Today I sat in the living room at home in Mexico. I’ve been working for the last week to repaint most of the downstairs. Today I spent putting things away I wanted to keep and making a pile to go to the Cruz Roja, Mexican Red Cross, thrift shop. The Cruz Roja pile is not as large as I want it to be, but there are certain things I can’t bring myself to pitch out. Things with memories of people long gone from the earth but still populating my brain. The ashes of Tom, my Jack Russell Terrier who traveled the world with me for over seventeen years. I keep meaning to put him somewhere, but since I’m never sure how long I’ll be someplace, I don’t seem to want to let go of him. What if I move? Will he be lonely? Shall I put him on the hillside overlooking the ocean next to my husband? At least then they’ll be together.
So I sat in the living room and looked around. Really looked around, seeing everything in different places and with new colors. No point in writing a memoir, anyone with two eyes and half a brain could tell all about me just from sitting there. Each wall is a different color. I don’t care for rooms painted with a sameness, all walls one color, one choice to be surrounded by. Not for me at all. I like variety. Had four husbands, uncounted lovers. Lovely men, at least for the most part. Most have died. One lives on, now over ninety and still going strong. I’m still here and don’t seem to be going any place soon.
The wall next to the street is yellow. Not even one color yellow, but several, glazed, rubbed on by hand with care, circular directions, never up and down, no straight lines. Layer upon layer of yellows piled one on top of the other, each one shining with it’s own power and glow. When you enter the room that’s what you see—yellows. Sun. Light. Open.
The wall with the books, DVDs, vases and memorabilia is painted green. Light, spring, green tea, delicate sprouts, everything growing. Not too many layers here, a bit of glaze just there…and there; enough to give it texture. I don’t much like flat either.

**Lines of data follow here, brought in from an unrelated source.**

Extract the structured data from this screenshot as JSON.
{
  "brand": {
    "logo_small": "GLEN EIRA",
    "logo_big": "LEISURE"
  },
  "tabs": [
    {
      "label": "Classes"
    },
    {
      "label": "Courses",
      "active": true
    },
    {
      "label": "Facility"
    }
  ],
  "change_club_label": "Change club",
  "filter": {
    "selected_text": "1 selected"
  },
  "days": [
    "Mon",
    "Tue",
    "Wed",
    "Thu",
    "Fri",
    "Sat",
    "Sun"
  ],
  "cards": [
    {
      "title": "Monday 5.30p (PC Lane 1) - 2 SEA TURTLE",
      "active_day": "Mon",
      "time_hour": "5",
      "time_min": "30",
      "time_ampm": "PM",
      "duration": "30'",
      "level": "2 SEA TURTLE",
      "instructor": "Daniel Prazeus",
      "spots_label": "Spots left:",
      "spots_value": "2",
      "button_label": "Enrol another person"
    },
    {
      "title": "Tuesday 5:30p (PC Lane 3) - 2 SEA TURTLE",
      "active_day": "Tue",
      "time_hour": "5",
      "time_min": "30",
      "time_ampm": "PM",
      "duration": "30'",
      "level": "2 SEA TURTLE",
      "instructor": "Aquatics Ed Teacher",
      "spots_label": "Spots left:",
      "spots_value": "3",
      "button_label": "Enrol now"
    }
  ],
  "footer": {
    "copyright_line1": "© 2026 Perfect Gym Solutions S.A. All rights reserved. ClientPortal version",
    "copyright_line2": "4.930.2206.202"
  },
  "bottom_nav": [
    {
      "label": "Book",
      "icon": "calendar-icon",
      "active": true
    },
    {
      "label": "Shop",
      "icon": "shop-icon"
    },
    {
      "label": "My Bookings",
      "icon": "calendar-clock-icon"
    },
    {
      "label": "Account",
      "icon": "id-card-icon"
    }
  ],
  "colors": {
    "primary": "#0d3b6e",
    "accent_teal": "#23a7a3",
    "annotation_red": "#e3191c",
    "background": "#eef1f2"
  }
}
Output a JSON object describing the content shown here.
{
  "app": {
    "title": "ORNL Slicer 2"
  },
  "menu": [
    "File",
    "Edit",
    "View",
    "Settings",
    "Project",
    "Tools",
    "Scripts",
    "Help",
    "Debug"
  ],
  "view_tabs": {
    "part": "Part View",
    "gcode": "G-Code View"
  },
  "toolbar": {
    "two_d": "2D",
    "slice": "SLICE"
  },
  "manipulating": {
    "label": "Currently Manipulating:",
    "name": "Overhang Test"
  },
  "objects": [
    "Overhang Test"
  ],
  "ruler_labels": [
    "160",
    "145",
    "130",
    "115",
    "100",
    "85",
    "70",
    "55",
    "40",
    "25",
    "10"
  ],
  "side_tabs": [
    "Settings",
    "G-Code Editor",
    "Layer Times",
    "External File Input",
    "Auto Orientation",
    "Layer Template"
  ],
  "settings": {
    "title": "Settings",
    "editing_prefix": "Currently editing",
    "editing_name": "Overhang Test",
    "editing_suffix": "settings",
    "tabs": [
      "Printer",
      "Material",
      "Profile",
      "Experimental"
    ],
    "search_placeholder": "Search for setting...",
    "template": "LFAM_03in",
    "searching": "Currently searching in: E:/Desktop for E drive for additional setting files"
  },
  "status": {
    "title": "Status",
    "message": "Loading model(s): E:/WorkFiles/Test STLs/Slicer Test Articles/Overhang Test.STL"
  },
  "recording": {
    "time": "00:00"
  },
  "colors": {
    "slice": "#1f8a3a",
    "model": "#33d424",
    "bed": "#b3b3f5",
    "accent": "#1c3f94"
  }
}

Facing the green and branching off the yellow is the piece de resistance…pinky color. It was hard to get just the exact hue, a touch of white, a soupcon of marigold, a bit of peony, a cup or so of glaze, all mixed together to go over a base coat of the softest lightest blush, the color of innocence, youth, first love, the blush on a virgin’s cheeks. Layer upon layer tenderly rubbed in to give depth, the feeling of age, experience, knowledge. No bubble gum pink for me. Not a chance.
The wall of the dining room behind the large mirror is mellow lavender, the color of lilacs outside my childhood bedroom window. Their tiny flowers foretold the coming of spring, their sweet fragrance reminding me life was moving on and cycling along. Another year passing. Time to grow tall, time to learn, time to be strong.
Yellow again climbs the stairs to my room, but a lighter color, subtle, cheerful but not boisterous. The color of a winter sun, warm, but no longer hot. It warms to the corner and then melts into blue, light, delicate, like the soft blue green color of new ice in the pond in Mamaroneck where I grew up. Where we skated in the winters and cooked jimmies over an open fire until they were black outside and hot and soft and potato-fragrant inside. Where we sat around on rocks, still in our skates, holding the steaming potato in our hands, impatient to get at the good stuff inside, but reluctant to give up the warmth of the charred black skins.
In my house there are posters on the walls, and paintings, and a drawing by a friend of a laughing man. Posters from the time I was filming a television series in Spain at the running of the bulls in Pamplona.
The Eiffel Tower and sidewalk cafes in France hang side by side with Flamenco dancers and flowers painted by a 1960’s New York artist, name long forgotten. Canals in Venice, streets in Puerto Rico, women in Labadee, the South of France, our home in Spain. A menu from a castle in Italy turned into a restaurant that rehabilitates drug addicts. A large rose diptych I bought to greet my husband when he came into this house for the first time. He always sent roses to greet me in lonely hotel rooms when I traveled the world for business. I sit and look around and can fill in the blanks, the people, some friends, some not so friendly. All colors of the rainbow each with their own memory writ on walls and my mind.
I never liked to stay in one place. I was never a good wife or mother, too much to see in the world, too many places, too much to do. Shpilkas, that’s what I’ve been accused of. It’s Yiddish for ants-in-the-pants. I’ve never been attached to a house, a place, a town, or a city, only people. The things around me that are important to me move with me and I’m at home wherever I am. Only my last husband understood; he was very much the same. Perhaps I should wish I’d been better at those domestic parts of life, but it’s far too late. There are no do-overs in life. We all do what we were born to do, we tread those paths that send their siren call to our ears, and if we don’t follow those sweet voices, we might end up regretting it all our lives.